Share This Page

NFL is starting a career transition program

NEW YORK — When life in the fast lane ends for NFL players, they're not always sure which direction to head.

The NFL and an organization created to help retired players move into the work force are offering some help.

They are combining on a career transition program that begins next month. A four-day course from June 7-10 at Georgia Tech will launch the program designed to help former players make the transition from football to the business world. The league will pay for tuition and accommodations.

Participating players will learn about personal finance; launching a new career with realistic expectations; developing a personal brand; communication skills; and the importance of health and well being.

Interested retired players must submit an application along with an essay about their goals for the program. The league hopes to accommodate 45 former players per session.

"The career transition program offers us an opportunity to broaden our relationship with the NFL to provide more services to players as they transition into their post-playing careers," NFL Alumni president George Martin said Wednesday.

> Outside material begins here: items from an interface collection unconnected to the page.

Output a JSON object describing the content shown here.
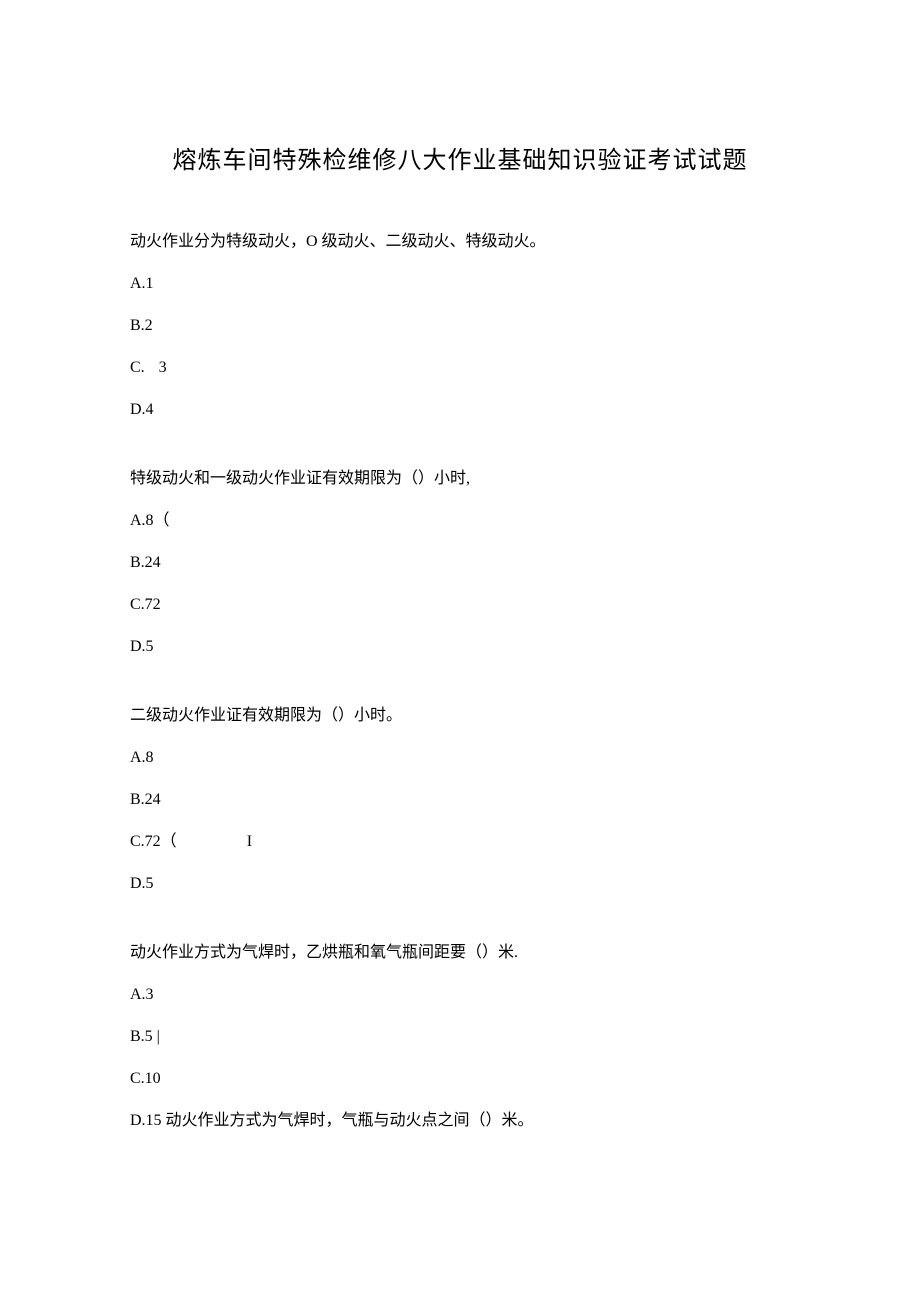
{
  "title": "熔炼车间特殊检维修八大作业基础知识验证考试试题",
  "questions": [
    {
      "text": "动火作业分为特级动火，O 级动火、二级动火、特级动火。",
      "options": [
        "A.1",
        "B.2",
        "C.   3",
        "D.4"
      ]
    },
    {
      "text": "特级动火和一级动火作业证有效期限为（）小时,",
      "options": [
        "A.8（",
        "B.24",
        "C.72",
        "D.5"
      ]
    },
    {
      "text": "二级动火作业证有效期限为（）小时。",
      "options": [
        "A.8",
        "B.24",
        "C.72（",
        "D.5"
      ],
      "extra_mark": "I"
    },
    {
      "text": "动火作业方式为气焊时，乙烘瓶和氧气瓶间距要（）米.",
      "options": [
        "A.3",
        "B.5 |",
        "C.10",
        "D.15 动火作业方式为气焊时，气瓶与动火点之间（）米。"
      ]
    }
  ]
}
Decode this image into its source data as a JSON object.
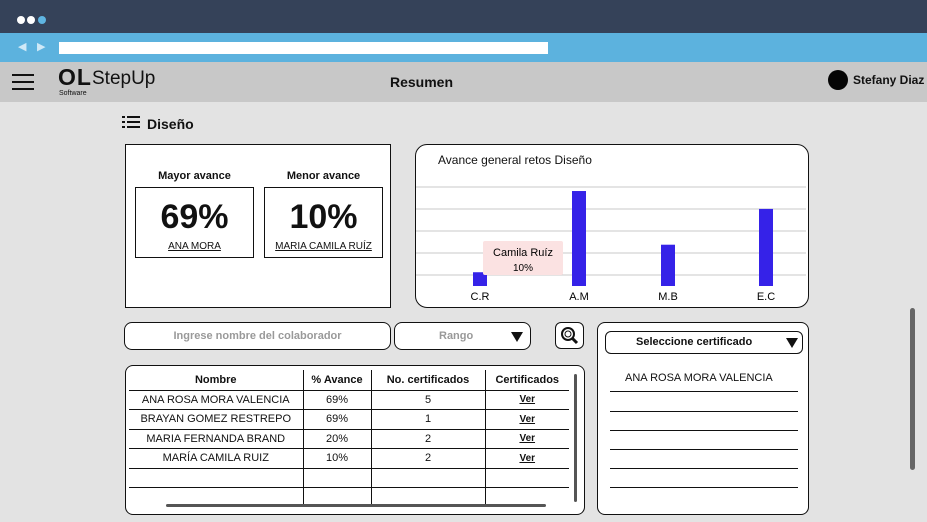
{
  "header": {
    "logo_mark": "OL",
    "logo_sub": "Software",
    "app_name": "StepUp",
    "page_title": "Resumen",
    "user_name": "Stefany Diaz"
  },
  "section": {
    "title": "Diseño"
  },
  "summary": {
    "best": {
      "title": "Mayor avance",
      "value": "69%",
      "name": "ANA MORA"
    },
    "worst": {
      "title": "Menor avance",
      "value": "10%",
      "name": "MARIA CAMILA RUÍZ"
    }
  },
  "chart_data": {
    "type": "bar",
    "title": "Avance general retos Diseño",
    "categories": [
      "C.R",
      "A.M",
      "M.B",
      "E.C"
    ],
    "values": [
      10,
      69,
      30,
      56
    ],
    "ylim": [
      0,
      85
    ],
    "grid": true,
    "bar_color": "#3522e8",
    "tooltip": {
      "category": "C.R",
      "name": "Camila Ruíz",
      "value": "10%"
    }
  },
  "filters": {
    "search_placeholder": "Ingrese nombre del colaborador",
    "range_label": "Rango"
  },
  "table": {
    "columns": [
      "Nombre",
      "% Avance",
      "No. certificados",
      "Certificados"
    ],
    "rows": [
      [
        "ANA ROSA MORA VALENCIA",
        "69%",
        "5",
        "Ver"
      ],
      [
        "BRAYAN GOMEZ RESTREPO",
        "69%",
        "1",
        "Ver"
      ],
      [
        "MARIA FERNANDA BRAND",
        "20%",
        "2",
        "Ver"
      ],
      [
        "MARÍA CAMILA RUIZ",
        "10%",
        "2",
        "Ver"
      ]
    ]
  },
  "certificates": {
    "select_label": "Seleccione certificado",
    "items": [
      "ANA ROSA MORA VALENCIA"
    ]
  }
}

One player enrolled in the first session is Thomas Tapeh, a former Vikings and Eagles fullback.

"I'm looking forward to learning new things and meeting new people to help in my transition from the game," he said. "Once football is over, life goes on."

It doesn't always go on so smoothly for pro athletes once they leave the game. As Martin points out, he had a wife and four children to take care of when he left the New York Giants.

So any programs that educate former players as they enter "real life" are valuable tools.

"This is absolutely essential," said Martin, who spent 14 years in the NFL, retiring in 1988 with one Super Bowl ring. "Look at the fact there is a high attrition rate for players when they go from the role of professional athletes to the real world. They have a tough time adjusting.

"Aspects of this will address every player, although we recognize there are athletes who have a career path already determined ... For them, this might not be applicable.

"But we hope it has far-reaching implications across a broad spectrum of athletes' needs and concerns. We want to destigmatize the transition."

The NFLPA added its support of the program Wednesday.

"Anything we can do to assist our retired players with their transition into the business world is a positive for everyone involved," union spokesman Carl Francis said.

TribLIVE commenting policy

You are solely responsible for your comments and by using TribLive.com you agree to our Terms of Service.

We moderate comments. Our goal is to provide substantive commentary for a general readership. By screening submissions, we provide a space where readers can share intelligent and informed commentary that enhances the quality of our news and information.

While most comments will be posted if they are on-topic and not abusive, moderating decisions are subjective. We will make them as carefully and consistently as we can. Because of the volume of reader comments, we cannot review individual moderation decisions with readers.

We value thoughtful comments representing a range of views that make their point quickly and politely. We make an effort to protect discussions from repeated comments either by the same reader or different readers

We follow the same standards for taste as the daily newspaper. A few things we won't tolerate: personal attacks, obscenity, vulgarity, profanity (including expletives and letters followed by dashes), commercial promotion, impersonations, incoherence, proselytizing and SHOUTING. Don't include URLs to Web sites.

We do not edit comments. They are either approved or deleted. We reserve the right to edit a comment that is quoted or excerpted in an article. In this case, we may fix spelling and punctuation.

We welcome strong opinions and criticism of our work, but we don't want comments to become bogged down with discussions of our policies and we will moderate accordingly.

We appreciate it when readers and people quoted in articles or blog posts point out errors of fact or emphasis and will investigate all assertions. But these suggestions should be sent via e-mail. To avoid distracting other readers, we won't publish comments that suggest a correction. Instead, corrections will be made in a blog post or in an article.